Apart from establishing experimental plots of tea with the China plants and seeds, C.A. Bruce who was then appointed as the Superintendent of Government tea plantations, raised nurseries of the indigenous tea plant also. He has also explored a large part of the territory from Sadiya to Gabru Purbat in Upper Assam and discovered numerous tea tracts inside forests. Some of these tea tracts were cleared and the leaves gathered from the bushes were manufactured with the help of workmen brought from China. The first experimental samples of tea from the indigenous plants were sent to Calcutta in 1836. The samples received favourable comments, whereupon an invoice of eight chests of Assam tea was forwarded to London in 1838, which was auctioned on 10 January 1839. This was a momentous occasion because not only did it establish the worth of the Assam tea plant but determined the future course of tea cultivation throughout the world. Today, more tea is made from the Assam type of plants than from the China type.
Mr. C.A. Bruce was awarded the English Society of Arts medal, presented through the Agricultural and Horticultural Society of Bengal, for his contribution in the discovery of Assam tea plant. Major Jenkins and Captain Charlton disputed this decision and staked their claims for the honour. Acrimonious correspondence followed but eventually both of them also received a medal each from the Agricultural and Horticultural Society of Bengal. The only person who did not receive any award was Robert Bruce who is considered to be the real discoverer of the plant. According to some sources (Baildon, 1877, Tea in Assam, Calcutta) the tea plant of Assam was discovered by a local Assamese nobleman Maniram Dewan, who later worked in the Assam Company for some time. It is possible that Maniram Dewan brought the plant to the notice of Robert Bruce during his visit to Rangpur in 1823. The role of the Singphow tribe of Assam in bringing the local plant to the notice of the outside world cannot be ignored. It was a Singphow Chief again who supplied tea plants and seeds to C.A. Bruce. Another Singphow Chief prepared 35 out of the 130 chests of tea, which C.A. Bruce sent to Calcutta in 1841. This clearly shows that the Singphows must have been familiar with the plant and were making and drinking tea from antiquity.

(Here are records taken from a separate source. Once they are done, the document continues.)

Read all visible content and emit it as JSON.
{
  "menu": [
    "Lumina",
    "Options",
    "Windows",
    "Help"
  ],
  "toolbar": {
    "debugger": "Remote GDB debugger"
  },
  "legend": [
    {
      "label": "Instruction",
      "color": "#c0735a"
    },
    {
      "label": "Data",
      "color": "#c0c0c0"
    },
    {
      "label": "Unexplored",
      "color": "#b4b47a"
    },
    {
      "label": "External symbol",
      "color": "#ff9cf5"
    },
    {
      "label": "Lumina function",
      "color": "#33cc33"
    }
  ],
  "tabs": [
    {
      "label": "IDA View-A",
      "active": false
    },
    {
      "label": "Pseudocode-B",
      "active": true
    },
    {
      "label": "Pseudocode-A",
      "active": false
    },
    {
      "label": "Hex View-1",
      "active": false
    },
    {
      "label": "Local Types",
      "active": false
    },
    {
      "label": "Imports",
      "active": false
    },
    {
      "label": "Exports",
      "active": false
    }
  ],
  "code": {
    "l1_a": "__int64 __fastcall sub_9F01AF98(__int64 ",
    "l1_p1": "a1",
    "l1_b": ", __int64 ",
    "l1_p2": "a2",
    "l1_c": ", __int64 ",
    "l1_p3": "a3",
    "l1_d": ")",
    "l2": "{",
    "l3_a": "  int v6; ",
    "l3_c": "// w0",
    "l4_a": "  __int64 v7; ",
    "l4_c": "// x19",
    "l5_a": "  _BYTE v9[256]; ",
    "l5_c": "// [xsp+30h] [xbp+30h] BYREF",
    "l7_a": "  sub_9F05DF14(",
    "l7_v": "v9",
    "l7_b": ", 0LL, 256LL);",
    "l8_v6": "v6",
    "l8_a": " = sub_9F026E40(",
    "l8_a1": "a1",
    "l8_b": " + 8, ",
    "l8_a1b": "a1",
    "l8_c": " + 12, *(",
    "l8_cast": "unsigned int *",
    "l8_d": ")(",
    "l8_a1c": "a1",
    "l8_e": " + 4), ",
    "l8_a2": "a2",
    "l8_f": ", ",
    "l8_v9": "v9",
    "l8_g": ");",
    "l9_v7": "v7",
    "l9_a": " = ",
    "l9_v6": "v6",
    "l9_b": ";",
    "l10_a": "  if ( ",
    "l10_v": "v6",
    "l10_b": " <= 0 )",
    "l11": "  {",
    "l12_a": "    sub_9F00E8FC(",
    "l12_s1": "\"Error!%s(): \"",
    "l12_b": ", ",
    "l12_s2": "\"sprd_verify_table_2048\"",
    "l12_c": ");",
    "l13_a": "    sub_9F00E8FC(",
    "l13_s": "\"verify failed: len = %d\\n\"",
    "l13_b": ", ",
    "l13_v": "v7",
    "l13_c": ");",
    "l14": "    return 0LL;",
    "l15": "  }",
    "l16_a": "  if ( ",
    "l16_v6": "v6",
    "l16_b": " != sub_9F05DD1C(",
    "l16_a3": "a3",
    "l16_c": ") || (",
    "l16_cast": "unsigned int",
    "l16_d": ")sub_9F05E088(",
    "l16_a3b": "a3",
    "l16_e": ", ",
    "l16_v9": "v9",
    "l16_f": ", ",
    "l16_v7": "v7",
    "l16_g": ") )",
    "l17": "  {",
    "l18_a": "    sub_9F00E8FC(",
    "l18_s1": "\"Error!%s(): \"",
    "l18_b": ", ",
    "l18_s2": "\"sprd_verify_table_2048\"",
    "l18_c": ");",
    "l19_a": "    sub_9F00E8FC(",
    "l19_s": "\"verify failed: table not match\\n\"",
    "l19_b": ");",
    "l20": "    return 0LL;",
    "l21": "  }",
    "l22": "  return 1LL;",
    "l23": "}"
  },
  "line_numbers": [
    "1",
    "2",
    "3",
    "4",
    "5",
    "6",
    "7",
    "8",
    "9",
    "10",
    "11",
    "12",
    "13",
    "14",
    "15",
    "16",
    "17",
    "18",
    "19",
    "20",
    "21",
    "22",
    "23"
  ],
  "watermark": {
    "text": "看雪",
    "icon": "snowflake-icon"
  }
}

(These historical information have been drawn from the book ‘Science and Practice in Tea Culture” by Dr. D. N. Barua, TRA Pub., p509, 1989)